Meet mighty mouse

Meet mighty mouse

From:  
MX vertical mouse, by Logitech ****

The MX vertical was released from the globally renowned computer peripheral company Logitech, back in August. With a significant amount of research and product development poured into the realisation of this product, you’d expect to be able to notice the differences that set this apart from your everyday ergonomic mouse, and you can.

In the past, computing peripherals have been split into three main categories; premium and niche products, mass produced equipment for offices and school, and ergonomic. What Logitech has elegantly done with the MX vertical, is mix premium materials and parts with a van-load of research about how us mortals interact with technology, in this case via a mouse.

The MX vertical is largely accepted as the best vertical mouse on the market. That being said, its new approach angle of 57 degrees isn’t for everyone. Some of those who tested it here at Modern Work said that the 57 degree angle was putting an uncomfortable strain on their arms.

Weather this is down to just not being used to it or a disposition, we’ll never know. Personally, however, I can’t complain about the angle or ergonomics of the mouse. I would have liked to see a slightly softer rubberised texture on the contact points for my thumb and little finger as I wasn’t fully confident I wouldn’t drop it when picking it up to move my cursor over multiple screens.

I also found that with larger hands its typical for my pinkie finger to contact the desk, occasionally causing friction.
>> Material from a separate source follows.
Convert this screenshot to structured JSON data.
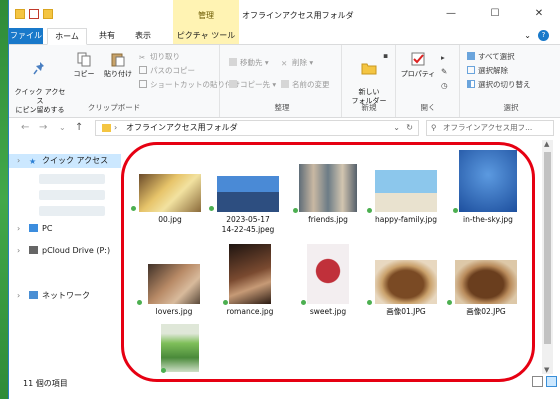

This may all sound a bit nit-picky, but we’re talking about a computer mouse that costs two overpriced coffees shy of £100, which is quite the price tag for a mouse.

The mouse is wireless and can interact with the computer over bluetooth or over Logitech’s own unifying technology, which has proved to be vastly superior for this application. To charge, the MX vertical uses the new USB standard — the USB-C connector — which also converts it into a more traditional wired mouse while it charges, a common but useful feature. 

The MX vertical boasts a 4,000 DPI high-precision sensor, something that people with a preference for ultra-high mouse sensitivity and accuracy will appreciate.

In summary, the MX vertical has proved it self to be a high quality, well researched ergonomic mouse. It may not be for everyone, so I’d recommend giving it a test before you buy, if you can. Would I get one myself? If I found myself interacting with my computer for longer periods of time, I’d definitely consider it as a top rank contender as a sleek ergonomic mouse.

By Michael Bryce

Technology